Borckardt, J. J., Sprohge, E., & Nash, M. R. (2003).  Effects of inclusion and refutation of peripheral details on eyewitness credibility.  Journal of Applied Social  Psychology, 33, 2187-2197.

Killeen, P. R., & Nash, M. R. (2003).  The four causes of hypnosis. International Journal of Clinical and Experimental Hypnosis, 51, 195-231.

Borckardt, J., Engum, E. S., Lambert, E. W., Nash, M. R. (2003). Use of the CBDI to detect malingering when malingerers do their “homework”.  Archives of Clinical Neuropsychology, 18, 57-69.

Heaps, C., & Nash, M. (2001).  Comparing recollective experience in true and false autobiographical memories. Journal of Experimental Psychology: Learning, Memory, and Cognition, 27, 920-930.

King, B. J., Nash, M. R., Spiegel, D., & Jobson, K (2001)  Hypnosis as an intervention in pain management: A Brief Review. International Journal of Psychiatry in Clinical Practice, 5, 97-101.

Nash, M. R.  (2001).  The truth and hype of hypnosis.  Scientific American, 285, 46-55.
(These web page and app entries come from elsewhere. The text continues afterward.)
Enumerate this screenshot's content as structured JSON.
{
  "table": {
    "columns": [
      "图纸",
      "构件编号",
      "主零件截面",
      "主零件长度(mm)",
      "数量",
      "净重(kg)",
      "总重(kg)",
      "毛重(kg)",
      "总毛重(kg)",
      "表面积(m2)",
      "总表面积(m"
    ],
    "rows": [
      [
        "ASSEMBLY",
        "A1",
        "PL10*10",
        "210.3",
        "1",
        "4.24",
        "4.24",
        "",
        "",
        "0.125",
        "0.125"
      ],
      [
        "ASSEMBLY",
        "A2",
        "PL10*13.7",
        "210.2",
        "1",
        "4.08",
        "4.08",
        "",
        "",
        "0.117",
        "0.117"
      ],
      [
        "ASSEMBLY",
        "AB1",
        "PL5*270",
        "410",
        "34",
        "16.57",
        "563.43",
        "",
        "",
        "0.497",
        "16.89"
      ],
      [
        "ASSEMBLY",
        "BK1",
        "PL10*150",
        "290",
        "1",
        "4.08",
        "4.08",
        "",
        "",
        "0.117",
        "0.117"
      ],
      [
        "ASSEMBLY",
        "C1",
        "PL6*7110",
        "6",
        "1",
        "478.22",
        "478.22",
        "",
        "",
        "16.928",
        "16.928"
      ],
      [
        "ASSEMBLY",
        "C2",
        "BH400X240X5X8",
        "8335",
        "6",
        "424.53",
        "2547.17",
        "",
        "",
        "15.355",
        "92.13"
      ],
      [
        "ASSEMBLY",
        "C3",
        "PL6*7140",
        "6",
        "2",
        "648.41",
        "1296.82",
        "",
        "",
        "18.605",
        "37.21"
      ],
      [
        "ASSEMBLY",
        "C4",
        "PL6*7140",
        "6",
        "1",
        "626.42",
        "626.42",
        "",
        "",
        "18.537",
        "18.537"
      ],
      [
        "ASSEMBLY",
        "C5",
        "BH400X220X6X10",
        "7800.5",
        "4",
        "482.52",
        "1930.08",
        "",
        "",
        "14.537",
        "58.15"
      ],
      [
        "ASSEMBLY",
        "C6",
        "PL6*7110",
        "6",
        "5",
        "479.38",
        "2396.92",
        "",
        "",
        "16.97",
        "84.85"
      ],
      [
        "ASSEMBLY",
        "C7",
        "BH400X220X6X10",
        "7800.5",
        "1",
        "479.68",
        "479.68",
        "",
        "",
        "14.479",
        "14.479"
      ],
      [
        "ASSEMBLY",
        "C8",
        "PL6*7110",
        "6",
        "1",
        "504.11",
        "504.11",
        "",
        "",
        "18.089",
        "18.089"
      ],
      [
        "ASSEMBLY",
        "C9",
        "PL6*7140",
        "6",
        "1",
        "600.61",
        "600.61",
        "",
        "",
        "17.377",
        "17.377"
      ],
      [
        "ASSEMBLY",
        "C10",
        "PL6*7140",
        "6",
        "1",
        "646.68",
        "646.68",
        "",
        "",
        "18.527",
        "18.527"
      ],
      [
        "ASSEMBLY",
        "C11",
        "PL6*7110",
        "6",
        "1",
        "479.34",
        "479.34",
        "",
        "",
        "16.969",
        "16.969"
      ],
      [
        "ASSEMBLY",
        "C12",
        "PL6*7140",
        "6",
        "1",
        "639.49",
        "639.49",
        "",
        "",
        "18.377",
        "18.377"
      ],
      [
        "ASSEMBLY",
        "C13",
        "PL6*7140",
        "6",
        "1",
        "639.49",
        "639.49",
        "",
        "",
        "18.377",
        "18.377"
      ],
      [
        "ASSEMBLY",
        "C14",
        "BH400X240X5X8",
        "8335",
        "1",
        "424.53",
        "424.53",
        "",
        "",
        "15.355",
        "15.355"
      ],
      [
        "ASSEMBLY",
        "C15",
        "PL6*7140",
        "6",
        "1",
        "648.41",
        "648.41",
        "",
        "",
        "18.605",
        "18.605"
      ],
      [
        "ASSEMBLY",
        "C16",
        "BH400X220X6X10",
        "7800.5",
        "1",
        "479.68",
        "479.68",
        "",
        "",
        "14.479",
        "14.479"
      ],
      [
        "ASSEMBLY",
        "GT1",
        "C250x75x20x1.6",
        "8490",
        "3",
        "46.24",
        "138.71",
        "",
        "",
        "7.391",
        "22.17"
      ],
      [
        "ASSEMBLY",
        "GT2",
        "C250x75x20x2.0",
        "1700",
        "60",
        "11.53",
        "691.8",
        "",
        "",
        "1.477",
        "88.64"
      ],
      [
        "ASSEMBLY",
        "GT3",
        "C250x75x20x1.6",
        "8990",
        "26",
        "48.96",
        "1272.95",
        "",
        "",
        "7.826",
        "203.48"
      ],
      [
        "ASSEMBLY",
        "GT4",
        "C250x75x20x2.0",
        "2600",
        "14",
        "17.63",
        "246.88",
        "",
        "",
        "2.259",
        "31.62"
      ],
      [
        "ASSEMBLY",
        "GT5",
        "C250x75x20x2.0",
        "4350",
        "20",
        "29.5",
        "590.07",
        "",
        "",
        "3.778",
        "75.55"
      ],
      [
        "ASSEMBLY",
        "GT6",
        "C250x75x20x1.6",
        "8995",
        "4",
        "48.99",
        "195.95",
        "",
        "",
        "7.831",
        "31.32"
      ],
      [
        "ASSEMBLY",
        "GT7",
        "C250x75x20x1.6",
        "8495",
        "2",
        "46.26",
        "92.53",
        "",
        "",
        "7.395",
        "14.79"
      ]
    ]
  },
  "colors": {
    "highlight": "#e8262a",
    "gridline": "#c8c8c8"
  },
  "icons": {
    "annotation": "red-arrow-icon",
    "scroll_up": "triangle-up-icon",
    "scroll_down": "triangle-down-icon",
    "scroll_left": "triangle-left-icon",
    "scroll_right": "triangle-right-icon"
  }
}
Nash, M. R., Neimeyer, R. A., Hulsey, T. C., & Lambert, W. (1998).  Psychopathology, associated with sexual abuse:  The importance of complementary designs and common ground.  Journal of Consulting and Clinical Psychology, 66, 568-571.

Ray, C. R., Engum, E. S., Lambert, E. W., Bane, G. F., Nash, M. R.,  & Bracy, O. L. (1997).  Ability of the Cognitive Behavioral Driver's Inventory to distinguish malingerers from brain-damaged subjects.  Archives of Clinical Neuropsychology, 12, 491-504.

Repka, R. J., & Nash, M. R. (1995).  Hypnotic responsivity of the deaf:  The development of the University of Tennessee Hypnotic Susceptibility Scale for the Deaf.  International Journal of Clinical and Experimental Hypnosis, 43, 316-331.

Nash, M. R., Hulsey, T. C., Sexton, M. C., and Harralson, T. L. (1993).  Long-term sequelae of childhood sexual abuse: Perceived family environment, psychopathology, and dissociation.  Journal of Consulting and Clinical Psychology, 61, 276-283.

Nash, M. R., Hulsey, T. C., Sexton, M. C., and Harralson, T. L. (1993).  Sexual abuse, family environment, and psychological symptoms:  On the validity of statistical control.  Journal of Consulting and Clinical Psychology, 61, 289-290.

Nash, M.  (1987).  What, if anything, is regressed about hypnotic age regression:  A review of the literature. Psychological Bulletin, 102, 45-52.

Nash, M. R., Johnson, L. S., & Tipton, R. (1979).  Hypnotic age regression and the occurrence of transitional object relationships.  Journal of Abnormal Psychology, 88, 547-555.

Michael Nash

Michael Nash

Ph.D., Ohio University (1983)
Internship:  Yale University School of Medicine

Phone: (865) 974-3326

Key words: Psychotherapy outcome, memory, hypnosis, forensic psychology, pain, and soma